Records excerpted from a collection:
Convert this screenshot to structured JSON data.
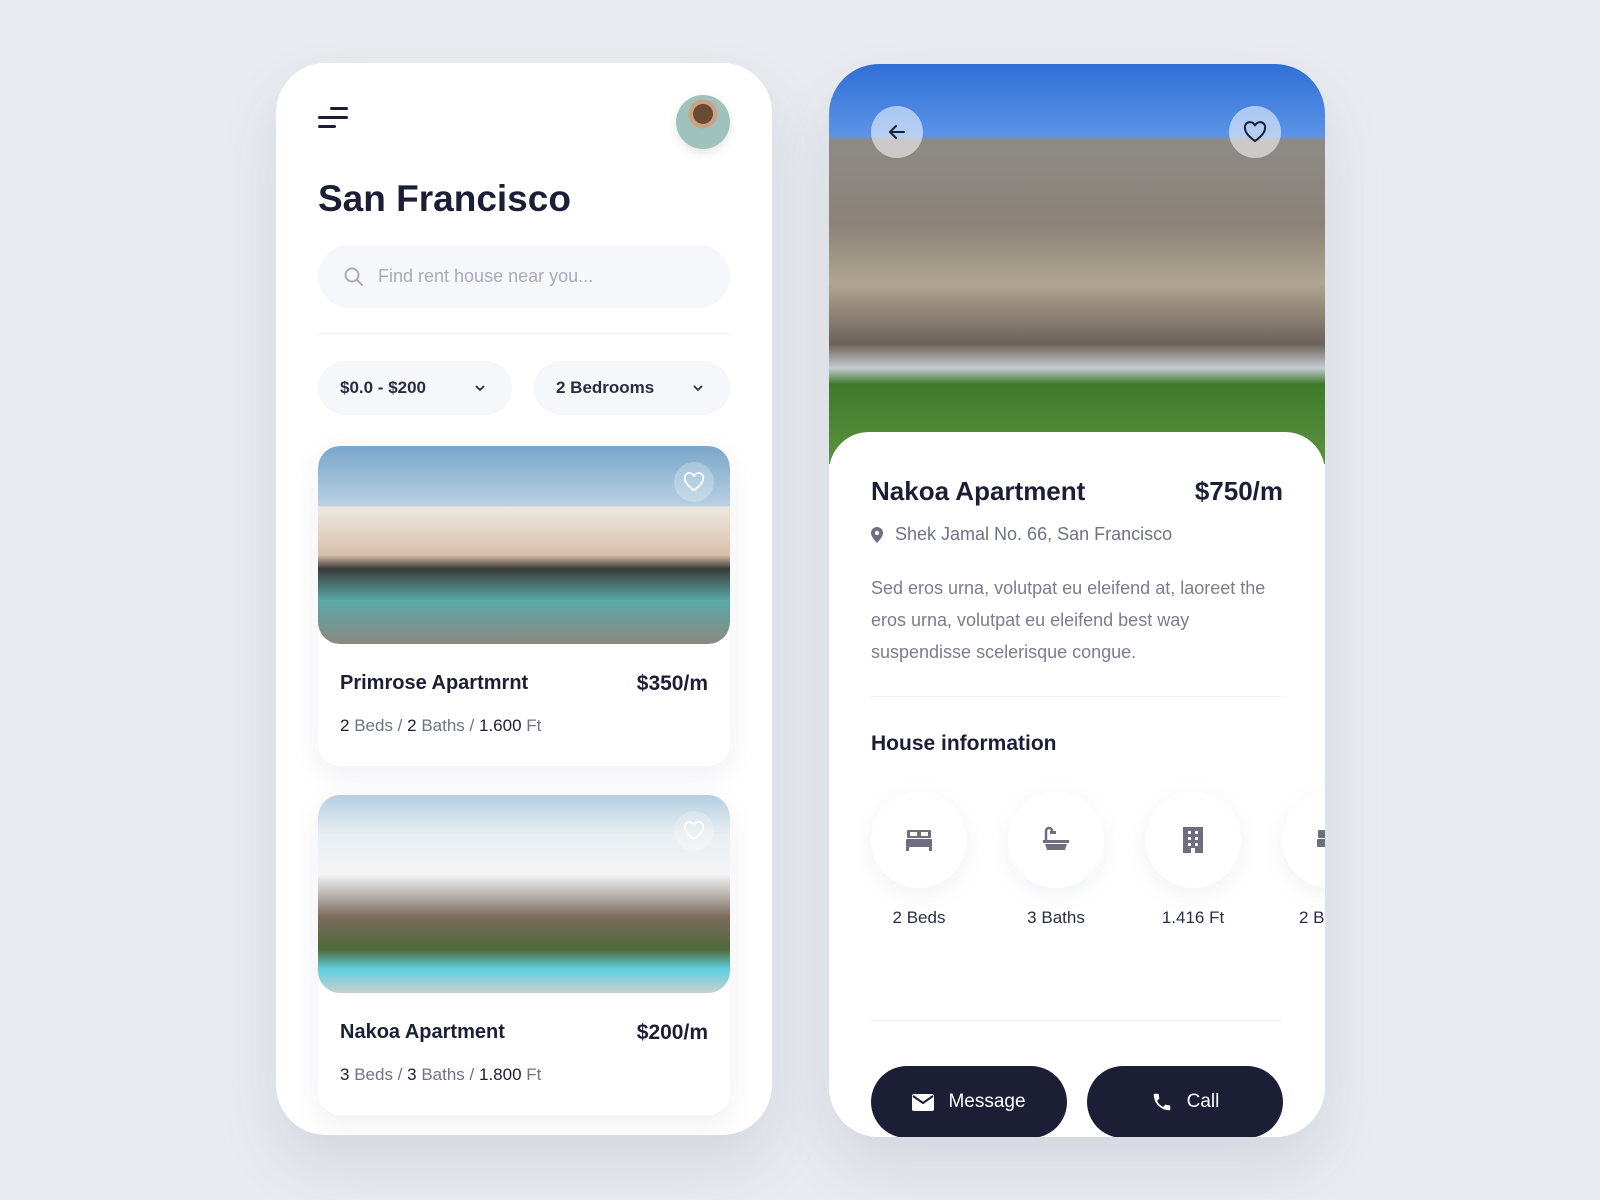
{
  "list_screen": {
    "title": "San Francisco",
    "search_placeholder": "Find rent house near you...",
    "filters": [
      {
        "label": "$0.0 - $200"
      },
      {
        "label": "2 Bedrooms"
      }
    ],
    "listings": [
      {
        "name": "Primrose Apartmrnt",
        "price": "$350/m",
        "beds": "2",
        "beds_label": "Beds",
        "baths": "2",
        "baths_label": "Baths",
        "area": "1.600",
        "area_unit": "Ft"
      },
      {
        "name": "Nakoa Apartment",
        "price": "$200/m",
        "beds": "3",
        "beds_label": "Beds",
        "baths": "3",
        "baths_label": "Baths",
        "area": "1.800",
        "area_unit": "Ft"
      }
    ]
  },
  "detail_screen": {
    "name": "Nakoa Apartment",
    "price": "$750/m",
    "address": "Shek Jamal No. 66, San Francisco",
    "description": "Sed eros urna, volutpat eu eleifend at, laoreet the eros urna, volutpat eu eleifend best way suspendisse scelerisque congue.",
    "section_title": "House information",
    "features": [
      {
        "label": "2 Beds",
        "icon": "bed-icon"
      },
      {
        "label": "3 Baths",
        "icon": "bathtub-icon"
      },
      {
        "label": "1.416 Ft",
        "icon": "building-icon"
      },
      {
        "label": "2 B",
        "icon": "bed-icon"
      }
    ],
    "message_label": "Message",
    "call_label": "Call"
  },
  "colors": {
    "primary": "#1c1e36",
    "background": "#e9ebf0",
    "icon": "#6f6e80"
  }
}
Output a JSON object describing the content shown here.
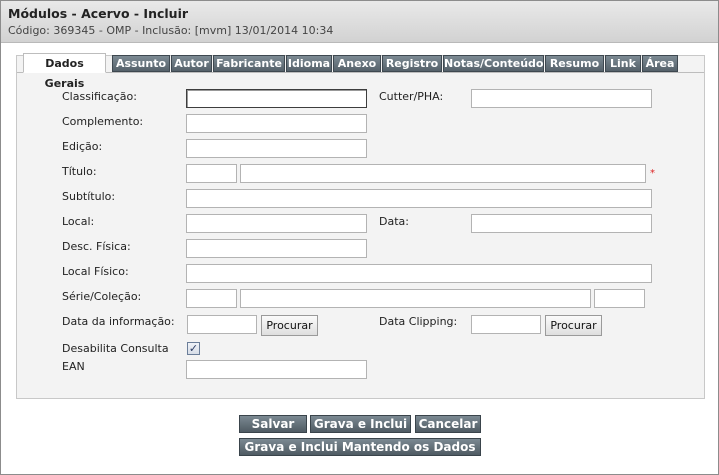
{
  "header": {
    "title": "Módulos - Acervo - Incluir",
    "subtitle": "Código: 369345 - OMP - Inclusão: [mvm] 13/01/2014 10:34"
  },
  "tabs": [
    {
      "label": "Dados Gerais",
      "active": true
    },
    {
      "label": "Assunto"
    },
    {
      "label": "Autor"
    },
    {
      "label": "Fabricante"
    },
    {
      "label": "Idioma"
    },
    {
      "label": "Anexo"
    },
    {
      "label": "Registro"
    },
    {
      "label": "Notas/Conteúdo"
    },
    {
      "label": "Resumo"
    },
    {
      "label": "Link"
    },
    {
      "label": "Área"
    }
  ],
  "form": {
    "classificacao_label": "Classificação:",
    "cutter_label": "Cutter/PHA:",
    "complemento_label": "Complemento:",
    "edicao_label": "Edição:",
    "titulo_label": "Título:",
    "required_mark": "*",
    "subtitulo_label": "Subtítulo:",
    "local_label": "Local:",
    "data_label": "Data:",
    "desc_fisica_label": "Desc. Física:",
    "local_fisico_label": "Local Físico:",
    "serie_colecao_label": "Série/Coleção:",
    "data_informacao_label": "Data da informação:",
    "procurar_label": "Procurar",
    "data_clipping_label": "Data Clipping:",
    "desabilita_consulta_label": "Desabilita Consulta",
    "desabilita_consulta_checked": "✓",
    "ean_label": "EAN",
    "values": {
      "classificacao": "",
      "cutter": "",
      "complemento": "",
      "edicao": "",
      "titulo_prefix": "",
      "titulo": "",
      "subtitulo": "",
      "local": "",
      "data": "",
      "desc_fisica": "",
      "local_fisico": "",
      "serie_a": "",
      "serie_b": "",
      "serie_c": "",
      "data_informacao": "",
      "data_clipping": "",
      "ean": ""
    }
  },
  "actions": {
    "salvar": "Salvar",
    "grava_inclui": "Grava e Inclui",
    "cancelar": "Cancelar",
    "grava_inclui_mantendo": "Grava e Inclui Mantendo os Dados"
  },
  "colors": {
    "tab_bg": "#55616a",
    "button_bg": "#4f5b63",
    "required": "#dd2222"
  }
}
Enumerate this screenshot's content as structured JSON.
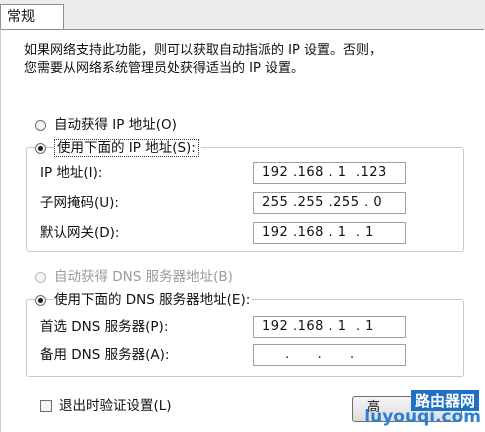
{
  "tab": {
    "label": "常规"
  },
  "description": {
    "line1": "如果网络支持此功能，则可以获取自动指派的 IP 设置。否则，",
    "line2": "您需要从网络系统管理员处获得适当的 IP 设置。"
  },
  "ip": {
    "auto_label": "自动获得 IP 地址(O)",
    "manual_label": "使用下面的 IP 地址(S):",
    "selected": "manual",
    "fields": [
      {
        "label": "IP 地址(I):",
        "value": "192 .168 . 1  .123"
      },
      {
        "label": "子网掩码(U):",
        "value": "255 .255 .255 . 0"
      },
      {
        "label": "默认网关(D):",
        "value": "192 .168 . 1  . 1"
      }
    ]
  },
  "dns": {
    "auto_label": "自动获得 DNS 服务器地址(B)",
    "manual_label": "使用下面的 DNS 服务器地址(E):",
    "selected": "manual",
    "fields": [
      {
        "label": "首选 DNS 服务器(P):",
        "value": "192 .168 . 1  . 1"
      },
      {
        "label": "备用 DNS 服务器(A):",
        "value": "     .      .      ."
      }
    ]
  },
  "validate_on_exit": {
    "label": "退出时验证设置(L)",
    "checked": false
  },
  "advanced_button": {
    "label": "高"
  },
  "watermark": {
    "line1": "路由器网",
    "line2": "luyouqi.com"
  }
}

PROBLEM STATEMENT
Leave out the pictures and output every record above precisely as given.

THE ANSWER
Convert this screenshot to structured JSON data.
{
  "list_screen": {
    "title": "San Francisco",
    "search_placeholder": "Find rent house near you...",
    "filters": [
      {
        "label": "$0.0 - $200"
      },
      {
        "label": "2 Bedrooms"
      }
    ],
    "listings": [
      {
        "name": "Primrose Apartmrnt",
        "price": "$350/m",
        "beds": "2",
        "beds_label": "Beds",
        "baths": "2",
        "baths_label": "Baths",
        "area": "1.600",
        "area_unit": "Ft"
      },
      {
        "name": "Nakoa Apartment",
        "price": "$200/m",
        "beds": "3",
        "beds_label": "Beds",
        "baths": "3",
        "baths_label": "Baths",
        "area": "1.800",
        "area_unit": "Ft"
      }
    ]
  },
  "detail_screen": {
    "name": "Nakoa Apartment",
    "price": "$750/m",
    "address": "Shek Jamal No. 66, San Francisco",
    "description": "Sed eros urna, volutpat eu eleifend at, laoreet the eros urna, volutpat eu eleifend best way suspendisse scelerisque congue.",
    "section_title": "House information",
    "features": [
      {
        "label": "2 Beds",
        "icon": "bed-icon"
      },
      {
        "label": "3 Baths",
        "icon": "bathtub-icon"
      },
      {
        "label": "1.416 Ft",
        "icon": "building-icon"
      },
      {
        "label": "2 B",
        "icon": "bed-icon"
      }
    ],
    "message_label": "Message",
    "call_label": "Call"
  },
  "colors": {
    "primary": "#1c1e36",
    "background": "#e9ebf0",
    "icon": "#6f6e80"
  }
}
Output a JSON object describing the content shown here.
{
  "header": {
    "title": "Módulos - Acervo - Incluir",
    "subtitle": "Código: 369345 - OMP - Inclusão: [mvm] 13/01/2014 10:34"
  },
  "tabs": [
    {
      "label": "Dados Gerais",
      "active": true
    },
    {
      "label": "Assunto"
    },
    {
      "label": "Autor"
    },
    {
      "label": "Fabricante"
    },
    {
      "label": "Idioma"
    },
    {
      "label": "Anexo"
    },
    {
      "label": "Registro"
    },
    {
      "label": "Notas/Conteúdo"
    },
    {
      "label": "Resumo"
    },
    {
      "label": "Link"
    },
    {
      "label": "Área"
    }
  ],
  "form": {
    "classificacao_label": "Classificação:",
    "cutter_label": "Cutter/PHA:",
    "complemento_label": "Complemento:",
    "edicao_label": "Edição:",
    "titulo_label": "Título:",
    "required_mark": "*",
    "subtitulo_label": "Subtítulo:",
    "local_label": "Local:",
    "data_label": "Data:",
    "desc_fisica_label": "Desc. Física:",
    "local_fisico_label": "Local Físico:",
    "serie_colecao_label": "Série/Coleção:",
    "data_informacao_label": "Data da informação:",
    "procurar_label": "Procurar",
    "data_clipping_label": "Data Clipping:",
    "desabilita_consulta_label": "Desabilita Consulta",
    "desabilita_consulta_checked": "✓",
    "ean_label": "EAN",
    "values": {
      "classificacao": "",
      "cutter": "",
      "complemento": "",
      "edicao": "",
      "titulo_prefix": "",
      "titulo": "",
      "subtitulo": "",
      "local": "",
      "data": "",
      "desc_fisica": "",
      "local_fisico": "",
      "serie_a": "",
      "serie_b": "",
      "serie_c": "",
      "data_informacao": "",
      "data_clipping": "",
      "ean": ""
    }
  },
  "actions": {
    "salvar": "Salvar",
    "grava_inclui": "Grava e Inclui",
    "cancelar": "Cancelar",
    "grava_inclui_mantendo": "Grava e Inclui Mantendo os Dados"
  },
  "colors": {
    "tab_bg": "#55616a",
    "button_bg": "#4f5b63",
    "required": "#dd2222"
  }
}
Enumerate this screenshot's content as structured JSON.
{
  "tab": {
    "label": "常规"
  },
  "description": {
    "line1": "如果网络支持此功能，则可以获取自动指派的 IP 设置。否则，",
    "line2": "您需要从网络系统管理员处获得适当的 IP 设置。"
  },
  "ip": {
    "auto_label": "自动获得 IP 地址(O)",
    "manual_label": "使用下面的 IP 地址(S):",
    "selected": "manual",
    "fields": [
      {
        "label": "IP 地址(I):",
        "value": "192 .168 . 1  .123"
      },
      {
        "label": "子网掩码(U):",
        "value": "255 .255 .255 . 0"
      },
      {
        "label": "默认网关(D):",
        "value": "192 .168 . 1  . 1"
      }
    ]
  },
  "dns": {
    "auto_label": "自动获得 DNS 服务器地址(B)",
    "manual_label": "使用下面的 DNS 服务器地址(E):",
    "selected": "manual",
    "fields": [
      {
        "label": "首选 DNS 服务器(P):",
        "value": "192 .168 . 1  . 1"
      },
      {
        "label": "备用 DNS 服务器(A):",
        "value": "     .      .      ."
      }
    ]
  },
  "validate_on_exit": {
    "label": "退出时验证设置(L)",
    "checked": false
  },
  "advanced_button": {
    "label": "高"
  },
  "watermark": {
    "line1": "路由器网",
    "line2": "luyouqi.com"
  }
}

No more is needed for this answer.